Yet even with Jones’ demands, the Green Bay Packers shouldn’t give in for two primary reasons. One, he can still provide value to this team in a number of areas, and secondly, he has no leverage whatsoever.

While Jones would struggle with coverage responsibilities as a safety, he is much better playing closer to the line of scrimmage where his natural instincts can take over.

Given the additions of Amos and Savage along with the question marks at inside linebacker outside of Blake Martinez, it’s very possible that Jones could see a fair amount of snaps in the old Morgan Burnette hybrid role which is a much better use of his skill set.

In Jones’ rookie season against the Cincinnati Bengals, we saw how successful he can be as a Blitzer and a box defender. In that game, Jones was all over the field and would make 11 solo tackles, three of which were for a loss, along with two sacks, and two quarterback hits.
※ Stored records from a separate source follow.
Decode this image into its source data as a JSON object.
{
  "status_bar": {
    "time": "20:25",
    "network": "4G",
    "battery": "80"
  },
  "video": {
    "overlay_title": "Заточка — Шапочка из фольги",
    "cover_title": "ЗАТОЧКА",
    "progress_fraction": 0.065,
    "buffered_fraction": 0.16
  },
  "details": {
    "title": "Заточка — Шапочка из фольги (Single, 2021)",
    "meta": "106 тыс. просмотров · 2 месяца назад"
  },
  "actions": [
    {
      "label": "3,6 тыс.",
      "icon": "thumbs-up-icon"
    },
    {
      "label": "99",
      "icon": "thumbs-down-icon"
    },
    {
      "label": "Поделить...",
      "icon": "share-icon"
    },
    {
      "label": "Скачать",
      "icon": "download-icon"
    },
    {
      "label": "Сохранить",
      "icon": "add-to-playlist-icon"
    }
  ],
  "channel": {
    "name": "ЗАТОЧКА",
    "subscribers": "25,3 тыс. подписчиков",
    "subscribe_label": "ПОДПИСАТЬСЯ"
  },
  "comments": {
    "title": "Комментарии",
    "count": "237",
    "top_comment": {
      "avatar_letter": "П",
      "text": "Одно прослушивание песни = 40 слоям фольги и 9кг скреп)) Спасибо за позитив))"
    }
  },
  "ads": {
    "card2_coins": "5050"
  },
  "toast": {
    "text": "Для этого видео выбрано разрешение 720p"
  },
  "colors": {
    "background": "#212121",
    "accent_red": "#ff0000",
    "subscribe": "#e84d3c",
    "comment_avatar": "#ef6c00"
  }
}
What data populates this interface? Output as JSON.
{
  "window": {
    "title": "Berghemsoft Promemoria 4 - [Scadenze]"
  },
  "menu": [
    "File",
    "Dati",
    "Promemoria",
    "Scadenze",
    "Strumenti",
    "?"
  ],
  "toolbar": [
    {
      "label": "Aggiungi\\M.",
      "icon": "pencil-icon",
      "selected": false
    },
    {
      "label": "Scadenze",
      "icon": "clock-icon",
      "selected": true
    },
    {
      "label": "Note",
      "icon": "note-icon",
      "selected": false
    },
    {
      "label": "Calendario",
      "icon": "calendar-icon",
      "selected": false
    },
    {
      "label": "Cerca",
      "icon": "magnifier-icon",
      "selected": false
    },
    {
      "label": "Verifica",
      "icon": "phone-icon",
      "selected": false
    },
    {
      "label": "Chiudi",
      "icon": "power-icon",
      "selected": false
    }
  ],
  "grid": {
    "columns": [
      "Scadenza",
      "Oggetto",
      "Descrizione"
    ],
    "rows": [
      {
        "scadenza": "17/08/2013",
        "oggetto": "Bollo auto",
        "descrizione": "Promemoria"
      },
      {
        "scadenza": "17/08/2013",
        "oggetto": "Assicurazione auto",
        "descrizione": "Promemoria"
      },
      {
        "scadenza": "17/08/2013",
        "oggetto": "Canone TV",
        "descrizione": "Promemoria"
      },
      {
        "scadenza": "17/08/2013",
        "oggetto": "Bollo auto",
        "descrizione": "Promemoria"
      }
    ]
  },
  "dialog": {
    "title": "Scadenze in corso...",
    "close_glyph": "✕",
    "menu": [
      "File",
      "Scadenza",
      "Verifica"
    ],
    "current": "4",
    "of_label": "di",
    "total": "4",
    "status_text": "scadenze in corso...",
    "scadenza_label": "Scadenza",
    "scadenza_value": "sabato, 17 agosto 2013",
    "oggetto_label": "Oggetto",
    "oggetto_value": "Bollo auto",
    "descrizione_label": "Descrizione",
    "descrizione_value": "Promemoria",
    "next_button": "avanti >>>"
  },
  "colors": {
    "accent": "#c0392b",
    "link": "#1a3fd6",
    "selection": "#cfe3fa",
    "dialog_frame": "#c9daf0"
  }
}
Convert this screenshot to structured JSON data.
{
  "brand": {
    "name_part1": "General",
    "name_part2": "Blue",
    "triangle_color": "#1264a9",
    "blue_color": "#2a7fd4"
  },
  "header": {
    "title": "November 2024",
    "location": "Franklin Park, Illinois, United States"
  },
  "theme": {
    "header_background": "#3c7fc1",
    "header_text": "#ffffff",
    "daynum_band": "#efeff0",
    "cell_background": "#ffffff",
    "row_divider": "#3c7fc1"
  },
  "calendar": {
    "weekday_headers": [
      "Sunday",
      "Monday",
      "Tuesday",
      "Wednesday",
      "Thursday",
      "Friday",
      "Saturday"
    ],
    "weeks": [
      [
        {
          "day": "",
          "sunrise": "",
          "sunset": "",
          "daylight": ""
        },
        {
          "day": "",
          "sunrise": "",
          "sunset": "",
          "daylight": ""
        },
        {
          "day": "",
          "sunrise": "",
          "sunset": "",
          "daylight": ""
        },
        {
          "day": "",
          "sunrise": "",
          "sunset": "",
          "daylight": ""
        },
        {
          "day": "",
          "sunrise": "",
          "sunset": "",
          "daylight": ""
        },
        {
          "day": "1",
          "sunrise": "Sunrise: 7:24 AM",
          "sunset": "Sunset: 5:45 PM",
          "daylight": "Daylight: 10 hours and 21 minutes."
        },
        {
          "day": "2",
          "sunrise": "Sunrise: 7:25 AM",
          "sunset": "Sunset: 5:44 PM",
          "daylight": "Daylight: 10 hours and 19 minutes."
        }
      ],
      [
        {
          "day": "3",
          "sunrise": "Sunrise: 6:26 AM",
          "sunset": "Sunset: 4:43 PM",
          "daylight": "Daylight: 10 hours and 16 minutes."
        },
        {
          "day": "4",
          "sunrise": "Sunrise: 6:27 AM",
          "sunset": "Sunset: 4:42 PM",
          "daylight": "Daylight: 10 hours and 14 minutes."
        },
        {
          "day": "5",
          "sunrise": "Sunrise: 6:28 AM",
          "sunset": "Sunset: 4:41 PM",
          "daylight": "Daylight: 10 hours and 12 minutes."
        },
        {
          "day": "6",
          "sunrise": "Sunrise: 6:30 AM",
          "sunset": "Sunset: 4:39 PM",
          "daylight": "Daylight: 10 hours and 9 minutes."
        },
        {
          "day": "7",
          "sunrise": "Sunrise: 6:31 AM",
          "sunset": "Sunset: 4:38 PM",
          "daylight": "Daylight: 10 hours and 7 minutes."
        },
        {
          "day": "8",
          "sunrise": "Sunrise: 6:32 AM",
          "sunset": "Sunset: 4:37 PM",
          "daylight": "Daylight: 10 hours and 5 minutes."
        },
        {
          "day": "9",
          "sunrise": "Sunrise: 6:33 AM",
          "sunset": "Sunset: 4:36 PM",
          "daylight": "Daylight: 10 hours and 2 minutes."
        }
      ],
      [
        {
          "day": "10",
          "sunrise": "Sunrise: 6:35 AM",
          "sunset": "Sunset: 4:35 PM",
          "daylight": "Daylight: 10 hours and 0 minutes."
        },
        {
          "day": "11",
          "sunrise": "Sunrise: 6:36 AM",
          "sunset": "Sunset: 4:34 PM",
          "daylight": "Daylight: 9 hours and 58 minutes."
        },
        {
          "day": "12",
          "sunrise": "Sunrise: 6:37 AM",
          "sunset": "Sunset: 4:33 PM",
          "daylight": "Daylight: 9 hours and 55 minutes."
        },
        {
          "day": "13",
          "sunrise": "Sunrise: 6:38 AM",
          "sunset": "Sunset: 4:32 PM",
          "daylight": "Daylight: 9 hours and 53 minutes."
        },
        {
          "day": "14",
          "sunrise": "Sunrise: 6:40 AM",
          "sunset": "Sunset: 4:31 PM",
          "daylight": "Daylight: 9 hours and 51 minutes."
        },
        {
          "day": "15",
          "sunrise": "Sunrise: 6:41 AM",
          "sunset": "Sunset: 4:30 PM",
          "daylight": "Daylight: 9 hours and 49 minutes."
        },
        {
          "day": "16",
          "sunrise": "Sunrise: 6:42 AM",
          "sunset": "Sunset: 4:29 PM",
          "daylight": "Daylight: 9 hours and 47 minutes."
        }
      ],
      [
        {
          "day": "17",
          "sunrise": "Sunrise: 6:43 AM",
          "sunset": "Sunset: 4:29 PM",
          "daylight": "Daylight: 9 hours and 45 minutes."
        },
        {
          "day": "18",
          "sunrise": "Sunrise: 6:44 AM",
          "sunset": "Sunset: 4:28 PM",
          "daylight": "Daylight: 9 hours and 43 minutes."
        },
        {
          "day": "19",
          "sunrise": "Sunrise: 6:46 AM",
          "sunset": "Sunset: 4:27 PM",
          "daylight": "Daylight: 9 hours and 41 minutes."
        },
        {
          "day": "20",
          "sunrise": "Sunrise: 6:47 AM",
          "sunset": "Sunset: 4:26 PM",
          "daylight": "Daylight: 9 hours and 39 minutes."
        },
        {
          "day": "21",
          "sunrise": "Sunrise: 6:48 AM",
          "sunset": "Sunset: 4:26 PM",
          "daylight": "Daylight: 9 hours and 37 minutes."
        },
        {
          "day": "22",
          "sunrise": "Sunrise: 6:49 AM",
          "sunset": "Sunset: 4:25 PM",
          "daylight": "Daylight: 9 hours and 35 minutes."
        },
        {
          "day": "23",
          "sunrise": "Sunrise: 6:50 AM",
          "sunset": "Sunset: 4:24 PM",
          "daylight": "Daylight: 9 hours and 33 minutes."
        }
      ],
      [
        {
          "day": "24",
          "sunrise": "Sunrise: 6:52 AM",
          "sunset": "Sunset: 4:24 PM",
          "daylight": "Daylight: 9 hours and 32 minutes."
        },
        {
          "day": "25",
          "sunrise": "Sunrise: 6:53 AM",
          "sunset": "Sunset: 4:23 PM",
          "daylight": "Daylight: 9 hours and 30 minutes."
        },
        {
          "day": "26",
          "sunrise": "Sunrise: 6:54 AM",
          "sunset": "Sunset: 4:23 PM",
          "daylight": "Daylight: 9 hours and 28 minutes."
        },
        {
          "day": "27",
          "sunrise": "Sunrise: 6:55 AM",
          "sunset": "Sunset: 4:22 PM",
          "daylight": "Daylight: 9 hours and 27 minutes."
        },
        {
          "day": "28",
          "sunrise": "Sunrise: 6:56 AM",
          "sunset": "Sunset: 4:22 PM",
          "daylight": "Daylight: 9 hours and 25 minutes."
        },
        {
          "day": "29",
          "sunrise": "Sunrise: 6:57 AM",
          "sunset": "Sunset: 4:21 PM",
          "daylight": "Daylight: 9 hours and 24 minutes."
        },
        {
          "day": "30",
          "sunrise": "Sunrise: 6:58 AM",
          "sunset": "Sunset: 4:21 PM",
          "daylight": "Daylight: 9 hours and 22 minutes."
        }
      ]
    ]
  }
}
And although he has had his issues at safety, with unknown players such as Raven Greene and Mike Tyson behind Amos and Savage, Jones is still likely to get some snaps there as well, even though it may not be as many as he desires.

Jones is also a player that the Green Bay Packers can use heavily on special teams where he can be an impact player on both kickoffs and on punts.

Overall, Jones brings versatility to this defense which defensive coordinator Mike Pettine covets and he has the potential to make some plays when he is on the field.

Perhaps it was coach Matt LaFleur after the Packers’ first mini-camp practice who summed up best what Jones can bring to this team:

"“I think he’s a versatile guy. He can fill a lot of roles, especially in Pettine’s defense where we’re going to play multiple defensive backs and put these guys all over the place. He’s a talented young player that I think can help us.”"

Moving on to reason number two that the Green Bay Packers shouldn’t trade Jones just yet is that he is in no position to make this demand.

For one, he hasn’t performed nearly well enough to command a huge, if really any trade market. And in 2019, Jones’ carries a cap hit of only $1.15 million, meaning, if he continues to sit out through training camp and into the preseason, financially there is very little impact on the Packers.

By no means do I expect Jones to go this route because as an unproven player in this league, he’s only hurting his career by sitting out for an extended period of time.

Really the only choice that Jones has is to lace ’em up and go perform to the best of his ability at whatever roles the Packers place him in.

If he is able to make some noise in training camp and in the preseason, he is giving himself the opportunity to earn more playing time in Green Bay, which is what he wants. However, if GM Brian Gutekunst decides that the fit here just doesn’t make sense anymore, then Jones has at least helped his trade value.

There is a scenario that I can see where if Jones is underperforming or isn’t fitting in with the defensive scheme, that Gutekunst could trade him before the deadline as he did with Clinton-Dix last season to at least get a draft pick for him, knowing that he is likely gone in 2020.

Next. Defense, it is time!. dark

But until then, the Green Bay Packers should hold tight because Jones can still provide value to this team in multiple facets with his versatility and eventually Jones will have no other options but to participate in team activities.